Cape Town - The City of Cape Town has saved R117-million in broadband and telecommunications costs with the roll-out of its broadband network in the metro.
The spare infrastructure capacity generated by this broadband network will now be taken up by the eight service providers which have signed service-level agreements with the city.
Mayor Patricia de Lille said on Wednesday that negotiations with a further 20 network operators were under way.
“The conclusion of these agreements is part of the city’s commitment to bridging the digital divide between underserviced communities and those with high levels of digital access,” she said.
The city has set aside R222m over three years for the roll-out of broadband across the metro.
Already, 43 Western Cape Government buildings and 141 municipal buildings are connected. De Lille said an additional 30 council buildings would be added in the 2013/2014 financial year.
While clinics, libraries and public buildings were high on the priority list, the project would also focus on improving connectivity for the benefit of the public. The city would therefore include public hospitals, police stations and the offices of Home Affairs, Environmental Affairs and other government departments on the network.

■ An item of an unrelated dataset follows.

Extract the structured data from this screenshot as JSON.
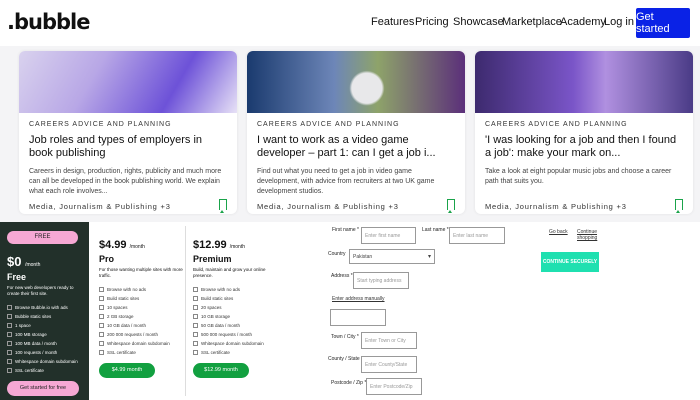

De Lille said there was also an agreement to connect Further Education and Training colleges. - Cape Argus